◆ Task directions ◆
Below are the records; locate each line with the word "value" and copy it.

__________________________________________________

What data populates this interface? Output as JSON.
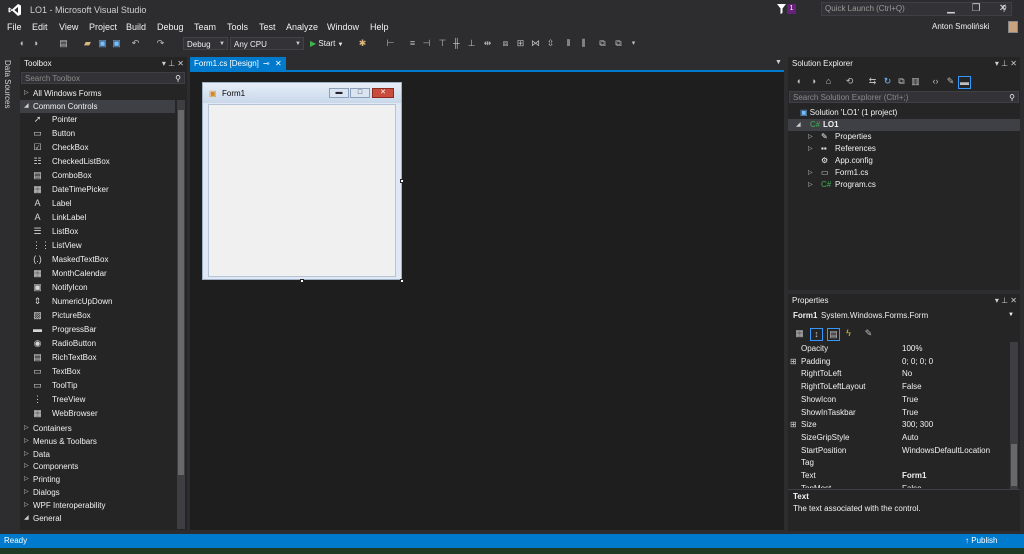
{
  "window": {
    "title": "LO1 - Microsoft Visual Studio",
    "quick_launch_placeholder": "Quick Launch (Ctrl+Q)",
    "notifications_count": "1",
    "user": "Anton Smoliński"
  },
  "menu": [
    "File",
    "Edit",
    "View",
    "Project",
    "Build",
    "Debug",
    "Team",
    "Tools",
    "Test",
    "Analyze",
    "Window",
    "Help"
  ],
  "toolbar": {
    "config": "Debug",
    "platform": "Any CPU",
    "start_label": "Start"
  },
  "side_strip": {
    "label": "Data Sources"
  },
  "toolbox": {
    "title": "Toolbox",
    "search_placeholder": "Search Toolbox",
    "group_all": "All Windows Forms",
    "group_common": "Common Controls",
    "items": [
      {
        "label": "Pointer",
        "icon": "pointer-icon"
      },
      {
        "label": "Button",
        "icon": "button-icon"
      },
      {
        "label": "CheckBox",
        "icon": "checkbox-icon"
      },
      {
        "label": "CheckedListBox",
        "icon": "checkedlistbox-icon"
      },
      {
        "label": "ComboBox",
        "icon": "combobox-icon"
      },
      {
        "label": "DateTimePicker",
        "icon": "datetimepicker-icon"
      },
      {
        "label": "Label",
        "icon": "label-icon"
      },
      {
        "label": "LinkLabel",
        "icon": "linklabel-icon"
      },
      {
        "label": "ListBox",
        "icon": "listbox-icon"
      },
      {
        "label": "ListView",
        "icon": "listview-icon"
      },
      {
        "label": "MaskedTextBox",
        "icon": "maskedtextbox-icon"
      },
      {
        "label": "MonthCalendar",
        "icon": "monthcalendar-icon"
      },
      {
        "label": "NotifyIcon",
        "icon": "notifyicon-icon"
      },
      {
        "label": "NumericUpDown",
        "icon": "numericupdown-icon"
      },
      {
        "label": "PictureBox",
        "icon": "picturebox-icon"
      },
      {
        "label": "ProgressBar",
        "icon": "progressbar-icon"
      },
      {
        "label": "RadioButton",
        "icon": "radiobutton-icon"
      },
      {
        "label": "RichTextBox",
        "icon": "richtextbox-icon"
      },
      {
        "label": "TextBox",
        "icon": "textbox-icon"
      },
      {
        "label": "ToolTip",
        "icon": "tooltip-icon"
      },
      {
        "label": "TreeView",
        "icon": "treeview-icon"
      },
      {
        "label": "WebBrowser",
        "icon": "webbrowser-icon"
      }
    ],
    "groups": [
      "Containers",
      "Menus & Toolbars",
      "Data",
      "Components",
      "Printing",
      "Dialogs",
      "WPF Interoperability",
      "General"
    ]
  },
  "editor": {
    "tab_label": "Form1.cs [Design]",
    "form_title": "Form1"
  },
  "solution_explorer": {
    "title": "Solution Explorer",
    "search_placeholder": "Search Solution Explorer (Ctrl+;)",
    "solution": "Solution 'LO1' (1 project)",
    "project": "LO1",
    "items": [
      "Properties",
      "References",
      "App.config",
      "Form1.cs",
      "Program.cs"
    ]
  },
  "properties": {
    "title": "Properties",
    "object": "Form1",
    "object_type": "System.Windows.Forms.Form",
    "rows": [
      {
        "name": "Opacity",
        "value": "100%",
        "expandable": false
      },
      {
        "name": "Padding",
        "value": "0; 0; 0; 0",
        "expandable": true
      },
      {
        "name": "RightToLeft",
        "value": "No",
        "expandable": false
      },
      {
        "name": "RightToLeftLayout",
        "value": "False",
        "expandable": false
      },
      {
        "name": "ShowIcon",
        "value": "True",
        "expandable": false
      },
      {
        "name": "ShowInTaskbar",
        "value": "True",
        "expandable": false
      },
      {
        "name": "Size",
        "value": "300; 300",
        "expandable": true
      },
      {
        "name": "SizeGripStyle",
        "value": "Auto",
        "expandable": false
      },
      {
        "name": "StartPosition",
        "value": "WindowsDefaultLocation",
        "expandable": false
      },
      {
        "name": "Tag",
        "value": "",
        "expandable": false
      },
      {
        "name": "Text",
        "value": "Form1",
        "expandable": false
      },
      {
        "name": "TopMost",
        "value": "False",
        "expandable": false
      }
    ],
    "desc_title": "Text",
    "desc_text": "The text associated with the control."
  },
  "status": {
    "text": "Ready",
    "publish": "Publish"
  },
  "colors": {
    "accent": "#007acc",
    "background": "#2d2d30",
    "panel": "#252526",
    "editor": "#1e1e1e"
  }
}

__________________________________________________

◆ Answer ◆
        "value": "100%",
        "value": "0; 0; 0; 0",
        "value": "No",
        "value": "False",
        "value": "True",
        "value": "True",
        "value": "300; 300",
        "value": "Auto",
        "value": "WindowsDefaultLocation",
        "value": "",
        "value": "Form1",
        "value": "False",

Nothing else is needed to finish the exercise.